The Five Aspects of Passover
I recently read an interesting article written by Rabbi Benjamin Blech, one of today's truly outstanding modern Jewish thinkers, a professor for Talmud studies at Yeshiva University. Rabbi Blech names five major aspects to the survivability of the Jewish people which were created during the saga of the Exodus from Egypt.
Memory The first aspect is Memory. History prevents us from living in a cosmic vacuum. Knowing who we are and from whence we came enables us to recognize ourselves as a nation and separate religious group. As ancient Hebrews this gave us a sense of our destiny with a mission to improve the world. (hence the concept of repairing the world). This is why remembering the Exodus from Egypt is a commandment mentioned numerous times in the bible. This remembrance has allowed us to fashion ourselves as a nation of freedom lovers and to introduce this concept to an oppressive world.
Optimism The second aspect is Optimism. This powerful psychological state of mind brings with it the innate belief that all oppressive power in the world, all tyranny, all powerful evil empires will be defeated and toppled especially at the times when tyranny is in complete control. As Hebrew slaves with no hope for deliverance from our suffering, Moses actually had quite a difficult time bringing us to this state of mind to allow us to see the coming redemption.
Faith The third aspect is Faith. When the Jewish nation was born out of the event of Exodus the concept of G-D's direct role in human life was created with it. Both in the bible as well as in later writings (such as the writings of the Rambam, one of the greatest Jewish philosophers) a common description of G-D is not an adjective but, in fact, a verb. "I am your G-D who took you out of Egypt", meaning there is direct divine intervention in our lives. G-D is not aloof but rather compassionate and open for our prayers and wishes.
Although G-D is all powerful, our relationship with him is direct and personal. He is the king but he is also our father (remember "Avinu Malkenu" Our Father our King from our High Holy Days liturgy) He acts when things need to get done for the benefit of humans, even if sometimes we don't see it that way. Like all other events in human life, the story of the Hebrews in Egypt is part of the divine plan with reasons not always clear to us.
Family Unit The fourth aspect of the Passover story according to Rabbi Blech is the Family Unit. In order to strengthen and insure the perpetual existence of the Jewish people as a separate and distinguished entity the family unit becomes vital. As we see in our own modern life the family unit ensures the functionality of our society.
In fact most of the seder's rituals are acts to stimulate questions from our children as well a time for a history lesson of who we are and what we are celebrating. This strong family direction enables us to overcome outside negative influences while instilling in our children an inner guide for decency, the love of freedom and Judaism.

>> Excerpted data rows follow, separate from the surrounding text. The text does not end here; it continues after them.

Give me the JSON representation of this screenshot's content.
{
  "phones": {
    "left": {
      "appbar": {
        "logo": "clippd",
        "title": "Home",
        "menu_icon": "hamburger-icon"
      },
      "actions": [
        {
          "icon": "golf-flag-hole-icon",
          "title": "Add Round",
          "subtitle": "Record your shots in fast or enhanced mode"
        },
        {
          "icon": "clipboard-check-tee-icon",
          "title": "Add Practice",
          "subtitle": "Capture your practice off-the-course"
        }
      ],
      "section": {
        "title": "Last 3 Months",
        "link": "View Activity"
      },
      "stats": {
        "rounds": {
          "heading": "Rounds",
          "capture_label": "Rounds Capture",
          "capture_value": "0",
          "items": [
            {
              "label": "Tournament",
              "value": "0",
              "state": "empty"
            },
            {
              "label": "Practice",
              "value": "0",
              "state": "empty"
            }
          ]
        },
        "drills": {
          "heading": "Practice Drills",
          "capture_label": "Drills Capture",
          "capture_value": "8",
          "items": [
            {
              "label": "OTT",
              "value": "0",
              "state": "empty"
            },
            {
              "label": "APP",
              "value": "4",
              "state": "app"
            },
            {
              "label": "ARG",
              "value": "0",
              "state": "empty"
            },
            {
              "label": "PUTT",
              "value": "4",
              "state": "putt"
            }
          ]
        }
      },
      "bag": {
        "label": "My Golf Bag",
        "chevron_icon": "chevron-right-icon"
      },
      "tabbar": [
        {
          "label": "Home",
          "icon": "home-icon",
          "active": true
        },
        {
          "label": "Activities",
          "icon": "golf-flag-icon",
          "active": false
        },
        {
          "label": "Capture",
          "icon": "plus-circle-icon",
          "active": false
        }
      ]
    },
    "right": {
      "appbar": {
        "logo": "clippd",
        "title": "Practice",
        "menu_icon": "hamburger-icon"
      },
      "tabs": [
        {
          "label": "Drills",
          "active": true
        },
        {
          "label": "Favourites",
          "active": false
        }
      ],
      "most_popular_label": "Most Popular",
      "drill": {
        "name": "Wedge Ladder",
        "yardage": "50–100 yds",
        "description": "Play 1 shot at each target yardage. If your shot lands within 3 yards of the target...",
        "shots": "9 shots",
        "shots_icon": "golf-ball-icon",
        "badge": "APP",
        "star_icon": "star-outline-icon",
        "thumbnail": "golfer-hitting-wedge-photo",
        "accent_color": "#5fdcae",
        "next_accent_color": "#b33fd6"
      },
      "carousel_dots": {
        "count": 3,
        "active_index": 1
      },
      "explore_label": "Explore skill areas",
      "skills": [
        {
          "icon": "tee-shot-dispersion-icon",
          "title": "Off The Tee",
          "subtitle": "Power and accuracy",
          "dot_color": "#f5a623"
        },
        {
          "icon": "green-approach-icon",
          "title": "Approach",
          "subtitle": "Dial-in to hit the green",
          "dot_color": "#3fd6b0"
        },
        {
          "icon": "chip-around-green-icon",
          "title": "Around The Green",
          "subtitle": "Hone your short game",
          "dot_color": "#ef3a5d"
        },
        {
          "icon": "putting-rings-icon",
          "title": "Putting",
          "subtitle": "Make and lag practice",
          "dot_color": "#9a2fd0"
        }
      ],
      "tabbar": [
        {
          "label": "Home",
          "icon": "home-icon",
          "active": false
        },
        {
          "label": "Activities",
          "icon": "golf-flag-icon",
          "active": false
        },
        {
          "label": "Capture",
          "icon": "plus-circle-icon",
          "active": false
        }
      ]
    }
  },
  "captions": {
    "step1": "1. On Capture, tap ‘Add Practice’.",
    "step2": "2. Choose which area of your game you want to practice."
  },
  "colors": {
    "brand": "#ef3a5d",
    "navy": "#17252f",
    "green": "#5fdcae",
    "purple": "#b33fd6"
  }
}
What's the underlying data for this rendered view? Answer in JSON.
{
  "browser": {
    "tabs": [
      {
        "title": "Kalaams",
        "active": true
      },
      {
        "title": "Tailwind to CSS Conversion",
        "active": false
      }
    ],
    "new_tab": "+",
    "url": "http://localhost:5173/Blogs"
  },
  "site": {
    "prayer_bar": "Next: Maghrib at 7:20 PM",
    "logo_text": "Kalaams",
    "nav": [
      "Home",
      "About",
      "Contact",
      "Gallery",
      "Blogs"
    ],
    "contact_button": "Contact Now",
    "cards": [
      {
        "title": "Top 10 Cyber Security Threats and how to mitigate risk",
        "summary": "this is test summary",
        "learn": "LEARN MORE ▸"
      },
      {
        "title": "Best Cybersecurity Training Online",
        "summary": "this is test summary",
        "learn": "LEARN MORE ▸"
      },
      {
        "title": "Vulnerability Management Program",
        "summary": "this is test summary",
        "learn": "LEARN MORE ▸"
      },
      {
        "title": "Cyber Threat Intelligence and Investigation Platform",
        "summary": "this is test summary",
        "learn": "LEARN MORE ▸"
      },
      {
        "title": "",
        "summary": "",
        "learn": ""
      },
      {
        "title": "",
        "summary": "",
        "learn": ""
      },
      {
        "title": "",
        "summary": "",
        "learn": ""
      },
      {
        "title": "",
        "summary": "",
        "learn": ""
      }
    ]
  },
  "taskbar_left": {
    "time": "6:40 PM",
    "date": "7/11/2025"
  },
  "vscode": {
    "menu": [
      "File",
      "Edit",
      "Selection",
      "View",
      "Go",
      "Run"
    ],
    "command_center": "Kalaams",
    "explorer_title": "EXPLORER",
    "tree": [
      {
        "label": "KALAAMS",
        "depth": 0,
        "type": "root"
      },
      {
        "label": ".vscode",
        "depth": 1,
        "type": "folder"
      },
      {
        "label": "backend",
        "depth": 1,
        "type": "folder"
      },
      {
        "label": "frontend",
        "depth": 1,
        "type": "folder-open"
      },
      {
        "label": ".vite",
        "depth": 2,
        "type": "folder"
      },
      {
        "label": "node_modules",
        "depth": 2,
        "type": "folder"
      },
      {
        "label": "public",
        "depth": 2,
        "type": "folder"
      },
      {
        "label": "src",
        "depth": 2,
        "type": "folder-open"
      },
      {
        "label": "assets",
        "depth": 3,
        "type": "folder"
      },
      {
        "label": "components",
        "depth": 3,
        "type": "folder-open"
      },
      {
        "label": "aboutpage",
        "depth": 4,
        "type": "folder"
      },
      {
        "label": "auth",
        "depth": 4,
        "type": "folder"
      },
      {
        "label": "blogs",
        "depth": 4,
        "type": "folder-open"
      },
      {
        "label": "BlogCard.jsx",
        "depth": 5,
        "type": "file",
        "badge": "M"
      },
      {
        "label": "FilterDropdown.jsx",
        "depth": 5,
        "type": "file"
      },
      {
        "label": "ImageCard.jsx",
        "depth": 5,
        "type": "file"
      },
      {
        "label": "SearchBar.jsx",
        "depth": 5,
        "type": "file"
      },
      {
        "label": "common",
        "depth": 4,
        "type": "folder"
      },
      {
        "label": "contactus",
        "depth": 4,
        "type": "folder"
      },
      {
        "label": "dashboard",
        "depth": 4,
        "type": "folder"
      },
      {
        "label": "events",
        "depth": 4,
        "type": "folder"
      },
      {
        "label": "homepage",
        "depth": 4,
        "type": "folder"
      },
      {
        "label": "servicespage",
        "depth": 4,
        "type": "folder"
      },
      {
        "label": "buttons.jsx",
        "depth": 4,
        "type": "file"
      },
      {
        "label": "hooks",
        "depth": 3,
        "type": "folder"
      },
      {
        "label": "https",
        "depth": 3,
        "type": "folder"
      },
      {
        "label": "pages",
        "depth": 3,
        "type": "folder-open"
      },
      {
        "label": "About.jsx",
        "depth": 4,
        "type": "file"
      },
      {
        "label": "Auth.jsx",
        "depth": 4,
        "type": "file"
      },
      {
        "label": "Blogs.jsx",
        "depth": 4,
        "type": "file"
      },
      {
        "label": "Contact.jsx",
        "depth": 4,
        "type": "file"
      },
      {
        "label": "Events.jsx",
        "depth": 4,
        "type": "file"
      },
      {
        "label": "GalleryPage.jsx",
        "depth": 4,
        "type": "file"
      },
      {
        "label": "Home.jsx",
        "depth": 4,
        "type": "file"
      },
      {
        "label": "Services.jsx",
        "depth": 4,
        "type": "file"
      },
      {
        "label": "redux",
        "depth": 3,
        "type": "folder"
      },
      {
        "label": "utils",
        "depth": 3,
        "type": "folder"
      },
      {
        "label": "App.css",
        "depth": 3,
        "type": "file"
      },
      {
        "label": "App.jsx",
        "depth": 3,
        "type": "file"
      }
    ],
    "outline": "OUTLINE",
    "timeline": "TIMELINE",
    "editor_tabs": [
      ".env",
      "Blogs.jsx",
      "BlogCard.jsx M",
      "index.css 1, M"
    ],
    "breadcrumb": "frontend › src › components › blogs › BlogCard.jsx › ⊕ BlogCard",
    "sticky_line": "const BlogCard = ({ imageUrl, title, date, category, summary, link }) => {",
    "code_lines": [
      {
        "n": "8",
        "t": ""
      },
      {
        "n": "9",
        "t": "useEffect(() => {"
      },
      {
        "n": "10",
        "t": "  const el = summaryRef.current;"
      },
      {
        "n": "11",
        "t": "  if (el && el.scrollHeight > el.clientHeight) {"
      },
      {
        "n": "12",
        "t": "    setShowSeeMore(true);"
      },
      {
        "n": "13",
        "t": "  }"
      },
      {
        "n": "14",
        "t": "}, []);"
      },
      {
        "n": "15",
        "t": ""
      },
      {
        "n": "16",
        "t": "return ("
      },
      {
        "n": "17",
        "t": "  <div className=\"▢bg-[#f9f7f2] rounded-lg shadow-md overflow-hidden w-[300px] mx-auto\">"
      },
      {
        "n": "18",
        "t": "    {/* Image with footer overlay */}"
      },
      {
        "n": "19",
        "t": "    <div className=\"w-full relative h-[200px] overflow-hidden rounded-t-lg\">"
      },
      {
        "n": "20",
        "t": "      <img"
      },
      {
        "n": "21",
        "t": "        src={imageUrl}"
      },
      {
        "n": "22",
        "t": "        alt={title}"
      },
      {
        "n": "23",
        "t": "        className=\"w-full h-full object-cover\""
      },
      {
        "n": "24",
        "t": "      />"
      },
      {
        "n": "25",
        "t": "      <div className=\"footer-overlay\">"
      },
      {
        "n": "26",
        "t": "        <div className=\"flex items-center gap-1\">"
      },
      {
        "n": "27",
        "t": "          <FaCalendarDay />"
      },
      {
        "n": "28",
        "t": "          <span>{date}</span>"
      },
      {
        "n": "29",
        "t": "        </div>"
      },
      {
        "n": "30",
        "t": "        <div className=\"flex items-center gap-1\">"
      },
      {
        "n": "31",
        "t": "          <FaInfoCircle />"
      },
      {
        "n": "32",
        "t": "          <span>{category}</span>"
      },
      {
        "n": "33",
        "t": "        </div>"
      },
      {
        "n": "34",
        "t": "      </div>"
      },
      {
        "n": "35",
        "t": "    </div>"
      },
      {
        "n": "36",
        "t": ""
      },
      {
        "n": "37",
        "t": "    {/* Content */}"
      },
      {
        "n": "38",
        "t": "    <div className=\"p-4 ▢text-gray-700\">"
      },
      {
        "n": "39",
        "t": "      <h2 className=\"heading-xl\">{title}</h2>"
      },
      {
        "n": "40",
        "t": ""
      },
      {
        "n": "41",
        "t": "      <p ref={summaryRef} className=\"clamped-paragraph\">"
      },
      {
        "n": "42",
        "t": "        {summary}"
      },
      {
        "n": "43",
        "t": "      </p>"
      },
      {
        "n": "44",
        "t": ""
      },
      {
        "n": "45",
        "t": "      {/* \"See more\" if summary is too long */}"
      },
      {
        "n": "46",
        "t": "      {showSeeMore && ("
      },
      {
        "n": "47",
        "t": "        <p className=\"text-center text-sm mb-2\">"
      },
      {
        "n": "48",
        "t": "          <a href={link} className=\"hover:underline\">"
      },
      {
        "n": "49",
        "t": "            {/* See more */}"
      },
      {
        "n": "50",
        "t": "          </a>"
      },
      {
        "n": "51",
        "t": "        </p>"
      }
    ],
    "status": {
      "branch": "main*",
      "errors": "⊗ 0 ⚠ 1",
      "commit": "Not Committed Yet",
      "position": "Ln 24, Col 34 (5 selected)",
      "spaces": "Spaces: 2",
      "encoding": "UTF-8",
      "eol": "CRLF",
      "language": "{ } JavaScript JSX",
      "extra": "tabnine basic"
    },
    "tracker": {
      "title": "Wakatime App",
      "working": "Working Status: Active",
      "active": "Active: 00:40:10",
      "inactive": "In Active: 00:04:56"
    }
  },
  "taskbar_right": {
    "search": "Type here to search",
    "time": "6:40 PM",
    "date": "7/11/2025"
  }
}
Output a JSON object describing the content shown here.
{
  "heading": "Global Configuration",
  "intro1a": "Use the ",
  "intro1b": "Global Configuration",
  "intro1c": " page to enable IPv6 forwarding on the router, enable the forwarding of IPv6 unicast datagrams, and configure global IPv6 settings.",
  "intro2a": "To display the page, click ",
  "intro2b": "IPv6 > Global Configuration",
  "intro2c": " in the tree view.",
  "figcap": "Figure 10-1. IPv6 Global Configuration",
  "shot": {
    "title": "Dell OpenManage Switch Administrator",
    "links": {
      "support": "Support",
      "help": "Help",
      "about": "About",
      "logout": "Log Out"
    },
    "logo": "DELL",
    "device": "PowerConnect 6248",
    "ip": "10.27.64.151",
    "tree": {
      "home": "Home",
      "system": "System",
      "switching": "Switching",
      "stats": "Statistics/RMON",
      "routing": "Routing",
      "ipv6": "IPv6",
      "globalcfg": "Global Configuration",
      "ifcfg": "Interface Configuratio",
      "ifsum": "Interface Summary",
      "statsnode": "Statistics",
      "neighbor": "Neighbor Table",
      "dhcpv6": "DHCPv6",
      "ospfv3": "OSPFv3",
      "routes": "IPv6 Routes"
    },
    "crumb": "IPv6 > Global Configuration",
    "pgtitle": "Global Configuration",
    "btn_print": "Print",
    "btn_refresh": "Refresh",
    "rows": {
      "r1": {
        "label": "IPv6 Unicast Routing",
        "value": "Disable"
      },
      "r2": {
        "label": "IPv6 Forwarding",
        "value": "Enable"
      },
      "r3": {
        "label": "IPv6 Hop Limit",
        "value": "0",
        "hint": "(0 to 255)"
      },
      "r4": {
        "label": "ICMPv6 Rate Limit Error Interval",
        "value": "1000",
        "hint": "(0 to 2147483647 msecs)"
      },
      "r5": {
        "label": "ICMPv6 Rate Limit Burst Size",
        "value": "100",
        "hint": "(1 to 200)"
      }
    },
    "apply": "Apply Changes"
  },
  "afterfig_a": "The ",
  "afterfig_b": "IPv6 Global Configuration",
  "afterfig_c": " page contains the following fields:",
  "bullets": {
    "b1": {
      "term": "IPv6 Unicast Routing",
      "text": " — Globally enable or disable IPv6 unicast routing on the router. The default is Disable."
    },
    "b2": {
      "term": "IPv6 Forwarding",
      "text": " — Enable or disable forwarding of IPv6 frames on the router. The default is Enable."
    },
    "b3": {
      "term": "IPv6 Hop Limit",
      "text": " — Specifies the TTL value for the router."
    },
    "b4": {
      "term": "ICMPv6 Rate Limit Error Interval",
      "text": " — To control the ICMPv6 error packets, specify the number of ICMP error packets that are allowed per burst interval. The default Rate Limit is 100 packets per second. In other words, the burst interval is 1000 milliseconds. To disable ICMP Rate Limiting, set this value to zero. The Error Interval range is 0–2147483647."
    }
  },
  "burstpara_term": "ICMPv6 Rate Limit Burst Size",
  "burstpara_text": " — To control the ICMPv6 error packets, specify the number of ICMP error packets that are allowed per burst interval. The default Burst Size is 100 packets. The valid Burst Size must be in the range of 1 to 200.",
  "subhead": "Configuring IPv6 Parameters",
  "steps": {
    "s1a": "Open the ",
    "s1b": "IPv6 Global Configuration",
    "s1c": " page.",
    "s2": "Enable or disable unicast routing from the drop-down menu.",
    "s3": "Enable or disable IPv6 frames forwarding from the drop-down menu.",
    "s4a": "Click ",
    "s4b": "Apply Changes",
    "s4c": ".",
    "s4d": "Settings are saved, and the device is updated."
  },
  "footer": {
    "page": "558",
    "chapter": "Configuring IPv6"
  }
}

Responsibility for Each Other Rabbi Blech mentions the Responsibility for Each Other as the last important aspect of the Exodus story. Our forefathers' long and intense suffering under the yoke of the Egyptians was not without purpose. It created in our "Jewish DNA" the ingrained sense of responsibility not only to repair G-D's world in general but for the betterment of our fellow human beings in particular. It is who we Jewish people are and what we do.
Remembering our ancestors' centuries of suffering , slavery and the denial of human rights obligates us to do our best to help others out of their own personal bondage, whatever that might be. Our ancestors' bondage qualifies and obligates us to be the leaders of the struggle against all which is wrong, to be the world's repairing crew.
May We All Remember In a few weeks, when we gather around the Passover seder table may we all remember how profound and fundamental the recitation of the story of Exodus is to our existence as Jewish people, as a nation, as human beings.